LE 11-8 Signal molecule Activated relay molecule Receptor Inactive protein kinase 1 Active protein kinase 1 Inactive protein kinase 2 Active protein kinase 2 Inactive protein kinase 3 Active protein kinase 3 ADP Inactive protein Active protein Cellular response Phosphorylation cascade ATP PP P i ADP ATP PP P i ADP ATP PP P i P P P
All populations will increase continuously, regardless of outside factors.
Survivorship curves Generalized strategies What do these graphs tell about survival & strategy of a species? I.High death rate in post-reproductive years II.Constant mortality rate throughout life span III.Very high early mortality but the few survivors then live long (stay reproductive)

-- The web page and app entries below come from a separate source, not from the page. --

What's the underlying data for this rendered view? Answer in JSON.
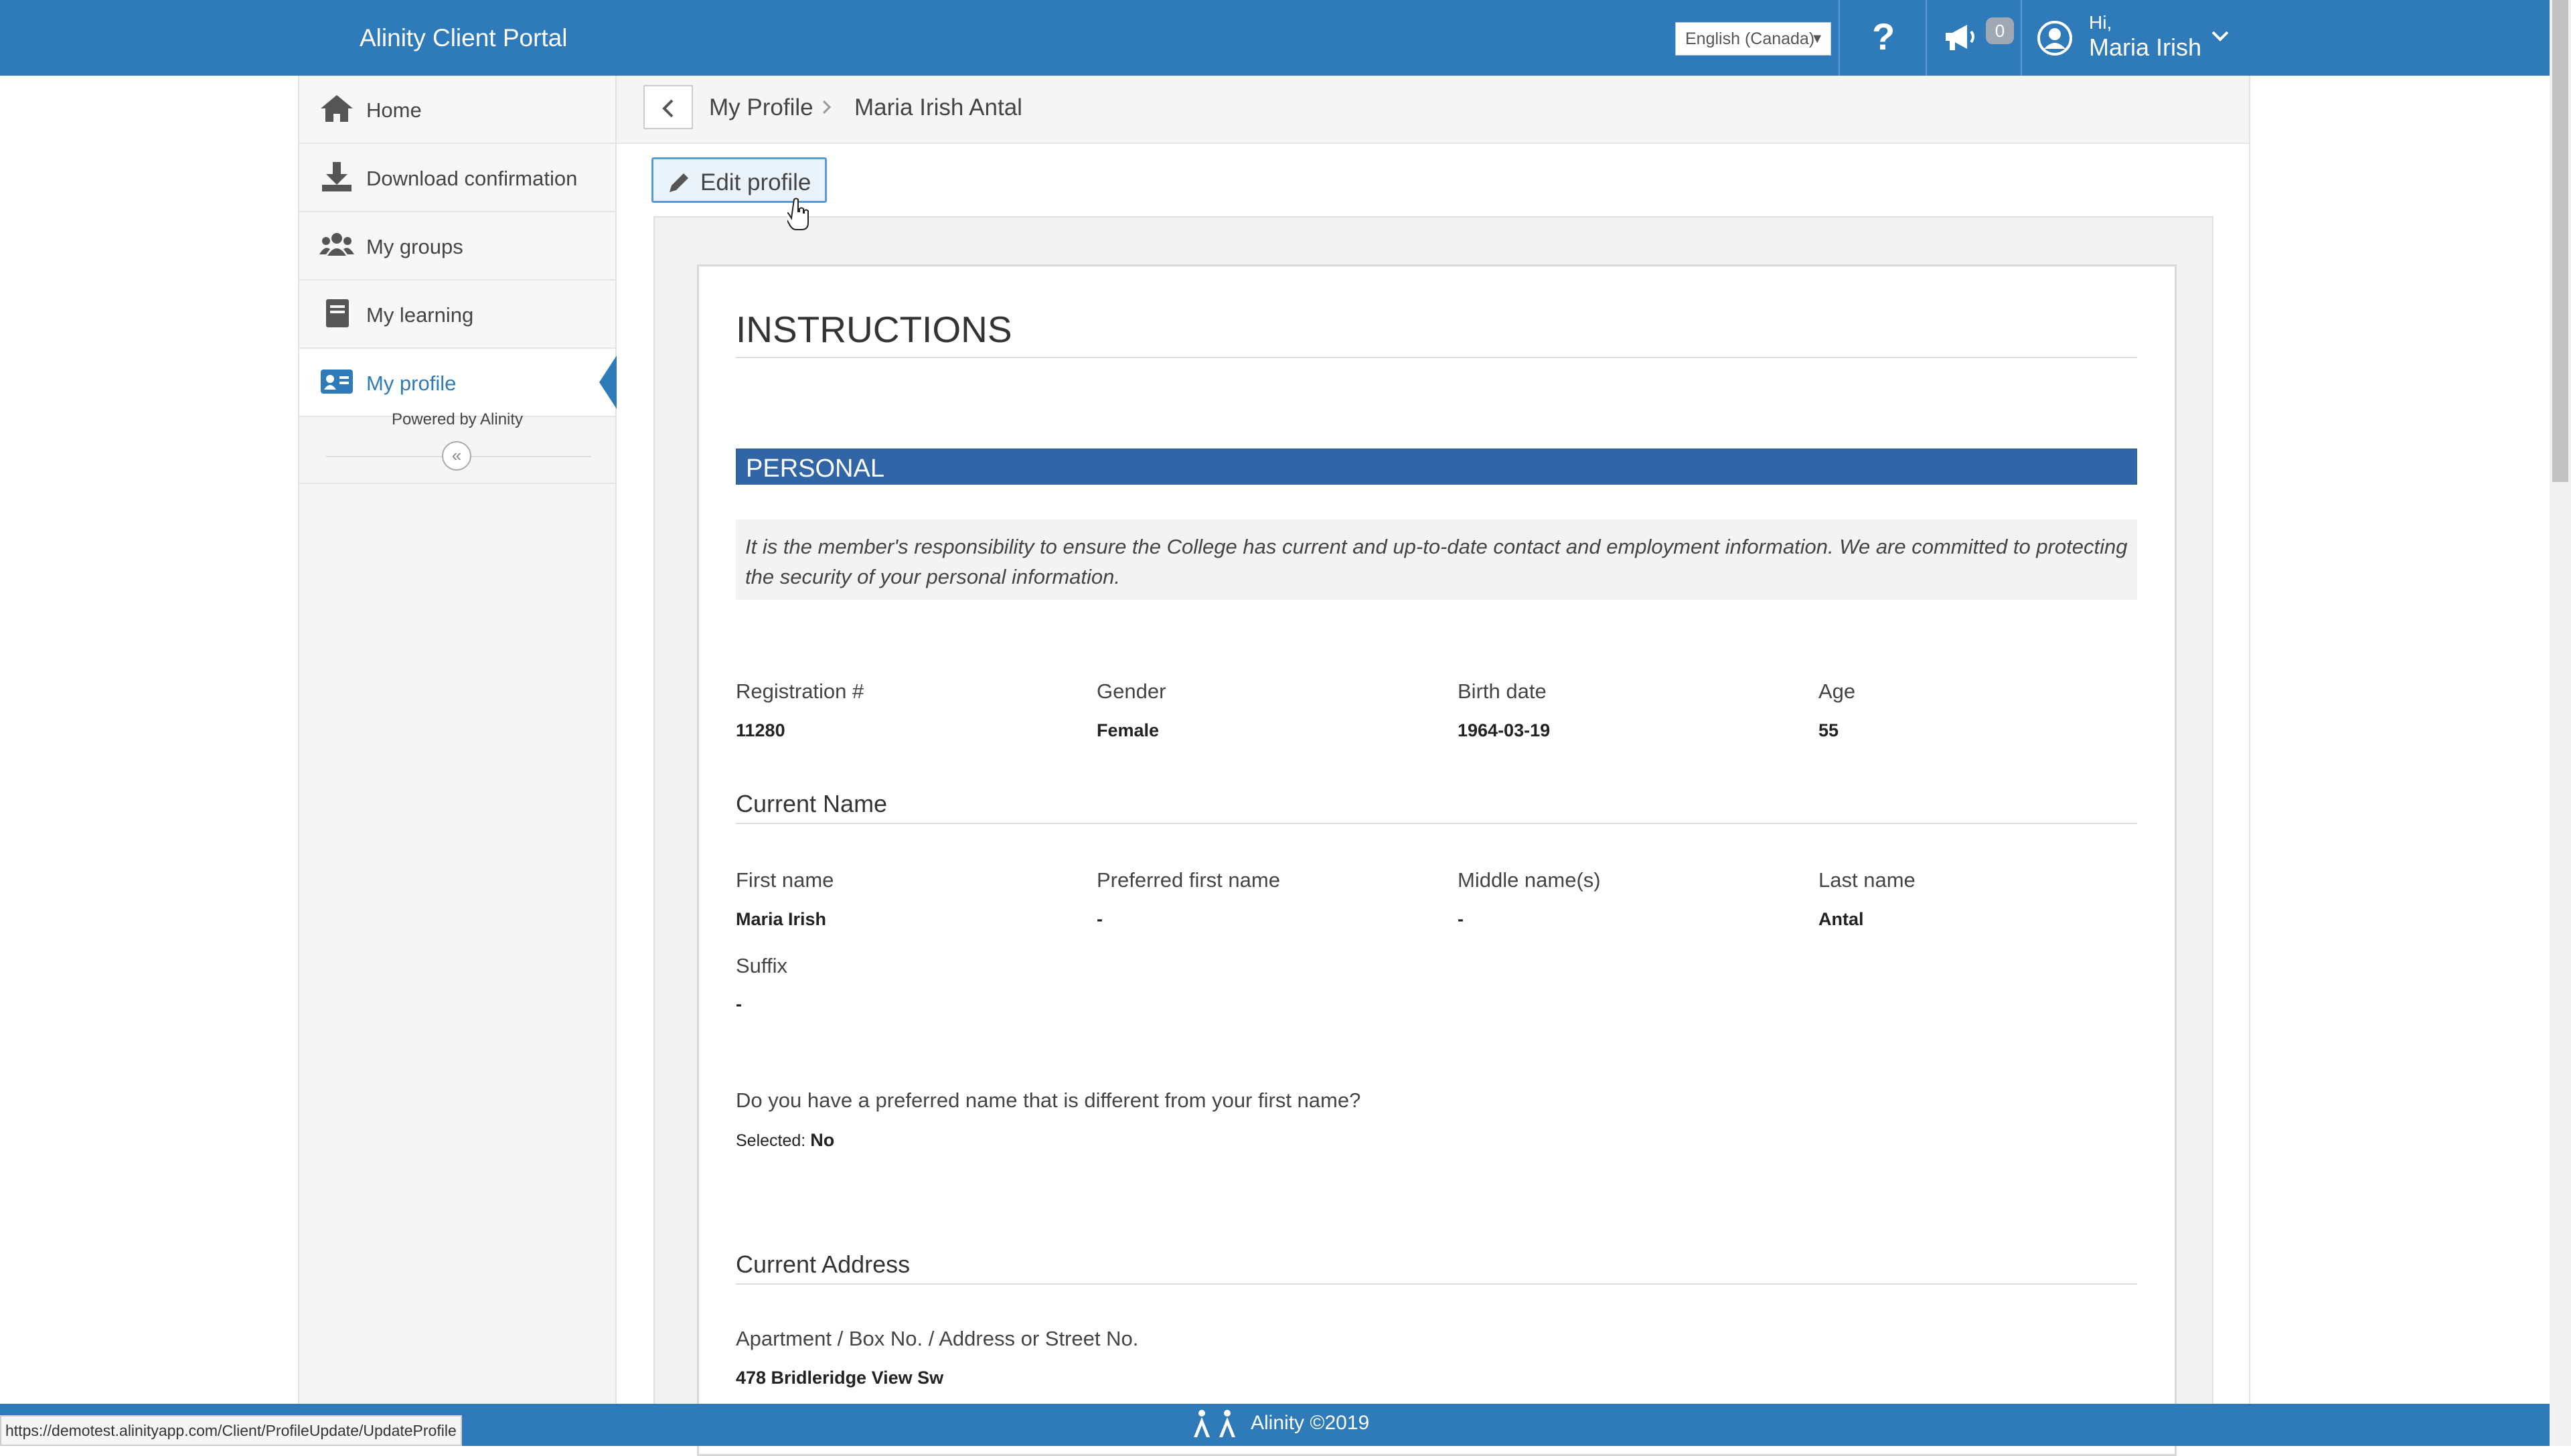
{
  "app": {
    "title": "Alinity Client Portal"
  },
  "header": {
    "language": "English (Canada)",
    "help_glyph": "?",
    "notification_count": "0",
    "greeting": "Hi,",
    "user_name": "Maria Irish"
  },
  "sidebar": {
    "items": [
      {
        "label": "Home",
        "icon": "home-icon"
      },
      {
        "label": "Download confirmation",
        "icon": "download-icon"
      },
      {
        "label": "My groups",
        "icon": "users-icon"
      },
      {
        "label": "My learning",
        "icon": "book-icon"
      },
      {
        "label": "My profile",
        "icon": "id-card-icon",
        "active": true
      }
    ],
    "powered_by": "Powered by Alinity",
    "collapse_glyph": "«"
  },
  "breadcrumb": {
    "parent": "My Profile",
    "current": "Maria Irish Antal"
  },
  "toolbar": {
    "edit_label": "Edit profile"
  },
  "profile": {
    "instructions_heading": "INSTRUCTIONS",
    "section_personal": "PERSONAL",
    "notice": "It is the member's responsibility to ensure the College has current and up-to-date contact and employment information. We are committed to protecting the security of your personal information.",
    "registration_label": "Registration #",
    "registration_value": "11280",
    "gender_label": "Gender",
    "gender_value": "Female",
    "birthdate_label": "Birth date",
    "birthdate_value": "1964-03-19",
    "age_label": "Age",
    "age_value": "55",
    "current_name_heading": "Current Name",
    "first_name_label": "First name",
    "first_name_value": "Maria Irish",
    "preferred_first_label": "Preferred first name",
    "preferred_first_value": "-",
    "middle_label": "Middle name(s)",
    "middle_value": "-",
    "last_label": "Last name",
    "last_value": "Antal",
    "suffix_label": "Suffix",
    "suffix_value": "-",
    "preferred_question": "Do you have a preferred name that is different from your first name?",
    "selected_prefix": "Selected:",
    "selected_value": "No",
    "current_address_heading": "Current Address",
    "address_label": "Apartment / Box No. / Address or Street No.",
    "address_value": "478 Bridleridge View Sw"
  },
  "footer": {
    "text": "Alinity ©2019"
  },
  "status_url": "https://demotest.alinityapp.com/Client/ProfileUpdate/UpdateProfile",
  "colors": {
    "brand": "#2f7ab9",
    "section_bar": "#3165a5",
    "sidebar_bg": "#f5f5f5"
  }
}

Reproductive strategies K-selected – late reproduction – few offspring – invest a lot in raising offspring primates coconut r-selected – early reproduction – many offspring – little parental care insects many plants K-selected r-selected
K = carrying capacity Logistic rate of growth Can populations continue to grow exponentially? Of course not! effect of natural controls no natural controls What happens as N approaches K?
Population growth predicted by the logistic model dN dt 1.0N Exponential growth Logistic growth dN dt 1.0N 1,500 N 1,500 K 1, ,000 1,500 2,000 Number of generations Population size (N)